Given records
★ ★ ★ ★
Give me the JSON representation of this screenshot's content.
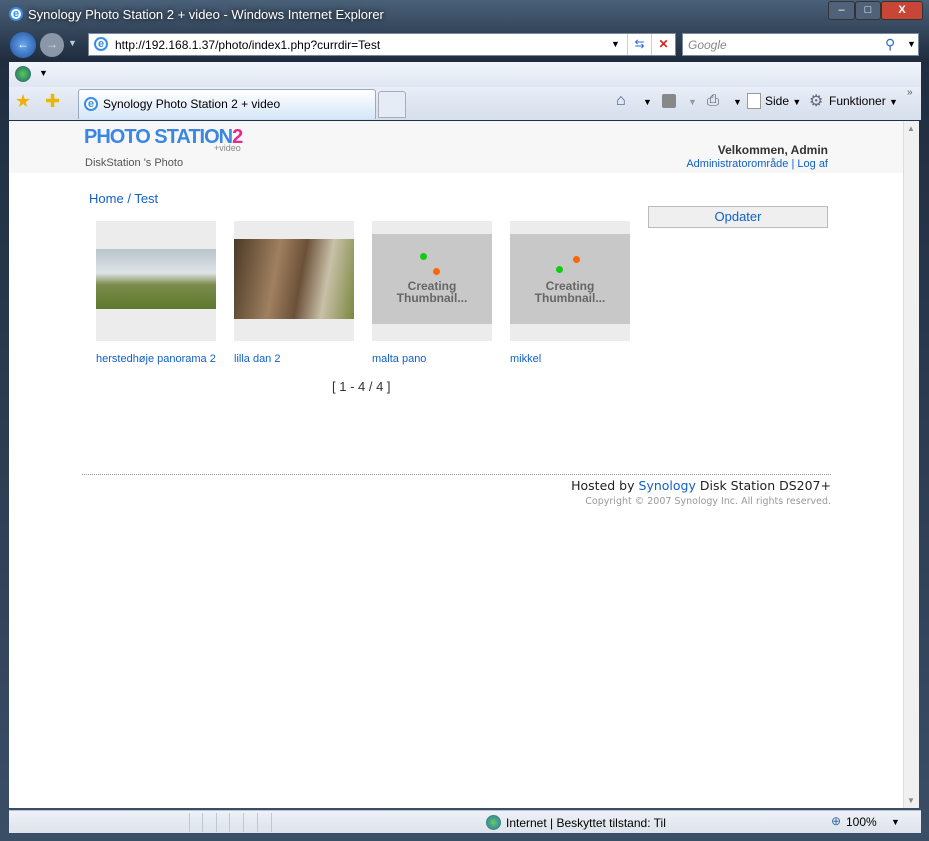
{
  "window": {
    "title": "Synology Photo Station 2 + video - Windows Internet Explorer",
    "minimize": "–",
    "maximize": "□",
    "close": "X"
  },
  "address": {
    "url": "http://192.168.1.37/photo/index1.php?currdir=Test",
    "search_placeholder": "Google"
  },
  "tab": {
    "label": "Synology Photo Station 2 + video"
  },
  "commandbar": {
    "side": "Side",
    "funktioner": "Funktioner"
  },
  "page": {
    "logo": {
      "text": "PHOTO STATION",
      "num": "2",
      "sub": "+video"
    },
    "subtitle": "DiskStation 's Photo",
    "welcome": "Velkommen, Admin",
    "admin_link": "Administratorområde",
    "logout_link": "Log af",
    "breadcrumb": {
      "home": "Home",
      "sep": "/",
      "current": "Test"
    },
    "update_button": "Opdater",
    "items": [
      {
        "name": "herstedhøje panorama 2",
        "status": "image"
      },
      {
        "name": "lilla dan 2",
        "status": "image"
      },
      {
        "name": "malta pano",
        "status": "Creating Thumbnail..."
      },
      {
        "name": "mikkel",
        "status": "Creating Thumbnail..."
      }
    ],
    "creating_l1": "Creating",
    "creating_l2": "Thumbnail...",
    "pagination": "[ 1 - 4 / 4 ]",
    "footer": {
      "hosted_by": "Hosted by",
      "synology": "Synology",
      "device": "Disk Station DS207+",
      "copyright": "Copyright © 2007 Synology Inc. All rights reserved."
    }
  },
  "statusbar": {
    "zone": "Internet | Beskyttet tilstand: Til",
    "zoom": "100%"
  }
}
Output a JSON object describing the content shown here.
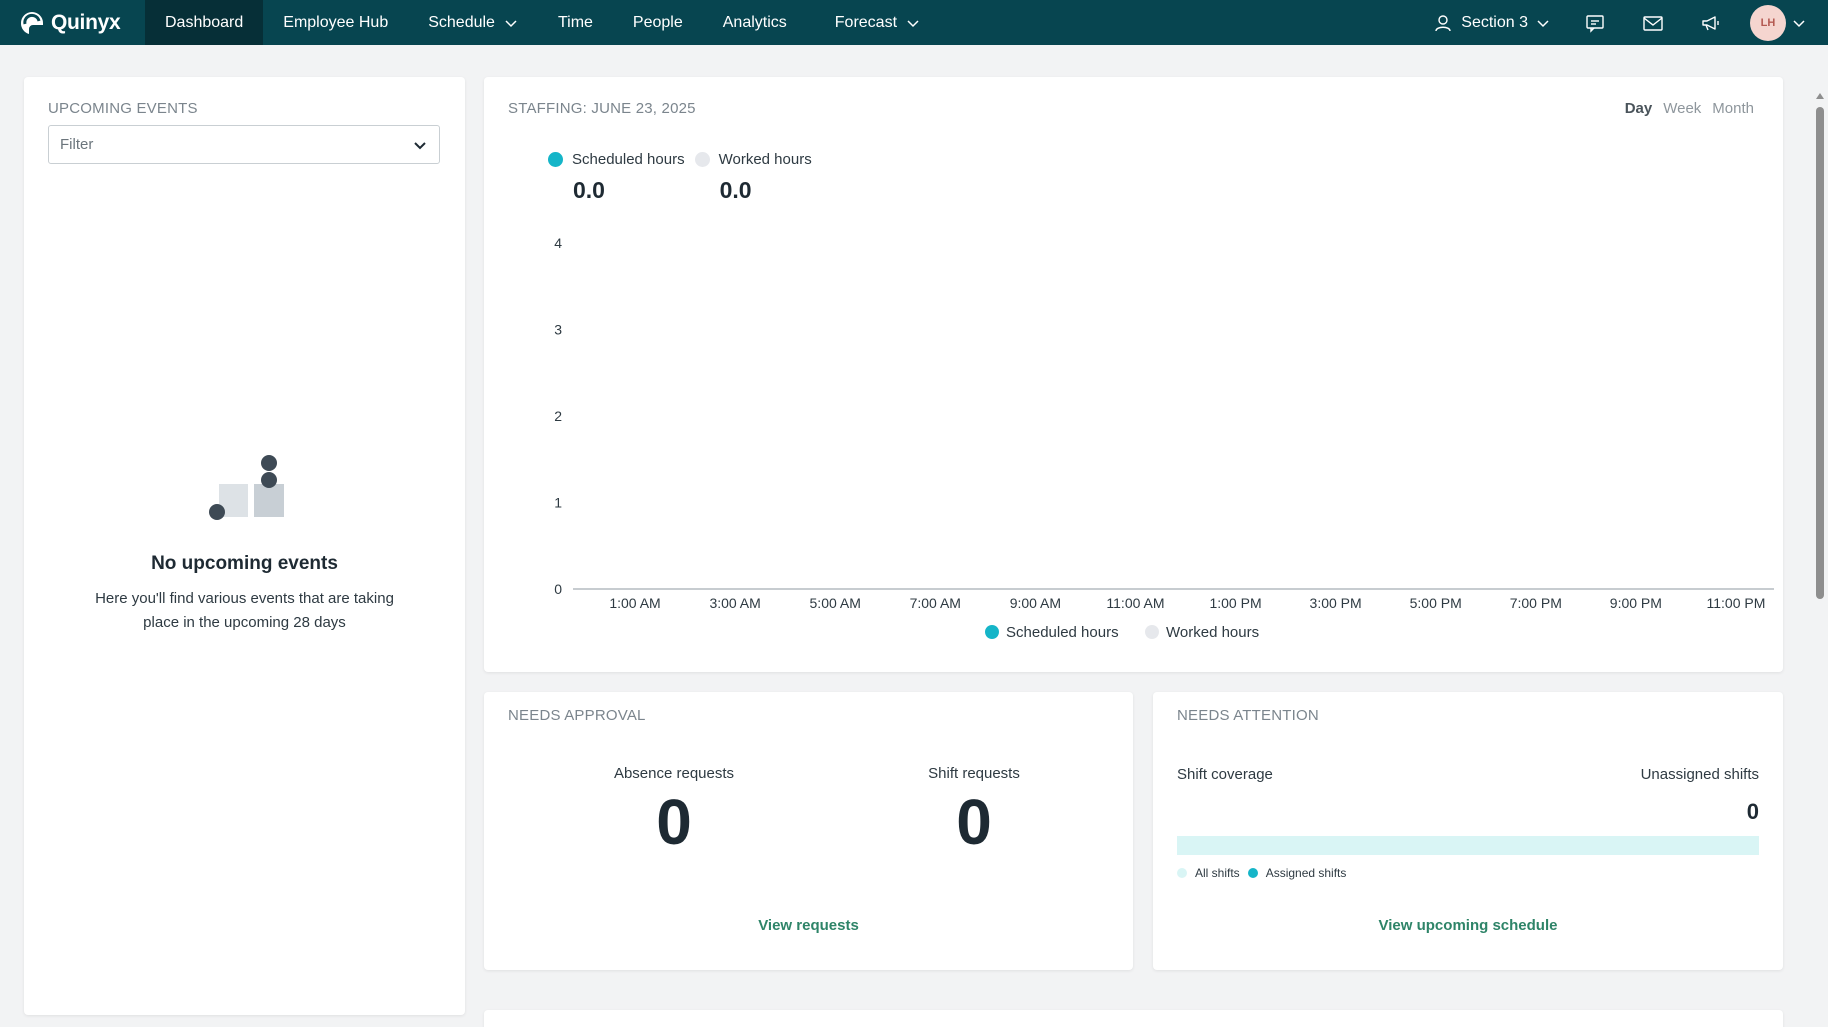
{
  "app": {
    "logo_text": "Quinyx",
    "logo_icon": "quinyx-logo-icon"
  },
  "nav": {
    "items": [
      {
        "label": "Dashboard",
        "active": true,
        "dropdown": false
      },
      {
        "label": "Employee Hub",
        "active": false,
        "dropdown": false
      },
      {
        "label": "Schedule",
        "active": false,
        "dropdown": true
      },
      {
        "label": "Time",
        "active": false,
        "dropdown": false
      },
      {
        "label": "People",
        "active": false,
        "dropdown": false
      },
      {
        "label": "Analytics",
        "active": false,
        "dropdown": false
      },
      {
        "label": "Forecast",
        "active": false,
        "dropdown": true
      }
    ],
    "section_label": "Section 3",
    "icons": [
      "user-icon",
      "chat-icon",
      "mail-icon",
      "megaphone-icon"
    ],
    "avatar_initials": "LH"
  },
  "events": {
    "title": "UPCOMING EVENTS",
    "filter_placeholder": "Filter",
    "empty_title": "No upcoming events",
    "empty_desc": "Here you'll find various events that are taking place in the upcoming 28 days"
  },
  "staffing": {
    "title": "STAFFING: JUNE 23, 2025",
    "range_tabs": [
      {
        "label": "Day",
        "active": true
      },
      {
        "label": "Week",
        "active": false
      },
      {
        "label": "Month",
        "active": false
      }
    ],
    "scheduled_label": "Scheduled hours",
    "scheduled_value": "0.0",
    "worked_label": "Worked hours",
    "worked_value": "0.0"
  },
  "chart_data": {
    "type": "line",
    "title": "",
    "xlabel": "",
    "ylabel": "",
    "ylim": [
      0,
      4
    ],
    "y_ticks": [
      "0",
      "1",
      "2",
      "3",
      "4"
    ],
    "x_tick_labels": [
      "1:00 AM",
      "3:00 AM",
      "5:00 AM",
      "7:00 AM",
      "9:00 AM",
      "11:00 AM",
      "1:00 PM",
      "3:00 PM",
      "5:00 PM",
      "7:00 PM",
      "9:00 PM",
      "11:00 PM"
    ],
    "series": [
      {
        "name": "Scheduled hours",
        "color": "#15b5c8",
        "values": []
      },
      {
        "name": "Worked hours",
        "color": "#e6e8ec",
        "values": []
      }
    ],
    "legend_position": "bottom"
  },
  "approval": {
    "title": "NEEDS APPROVAL",
    "absence_label": "Absence requests",
    "absence_value": "0",
    "shift_label": "Shift requests",
    "shift_value": "0",
    "link": "View requests"
  },
  "attention": {
    "title": "NEEDS ATTENTION",
    "coverage_label": "Shift coverage",
    "unassigned_label": "Unassigned shifts",
    "unassigned_value": "0",
    "coverage_assigned_fraction": 0,
    "legend_all": "All shifts",
    "legend_assigned": "Assigned shifts",
    "link": "View upcoming schedule"
  },
  "colors": {
    "nav_bg": "#074550",
    "nav_active": "#062f37",
    "accent": "#15b5c8",
    "link": "#2e8468",
    "all_shifts": "#d9f5f5"
  }
}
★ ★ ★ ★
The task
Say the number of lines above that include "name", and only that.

Answer box
6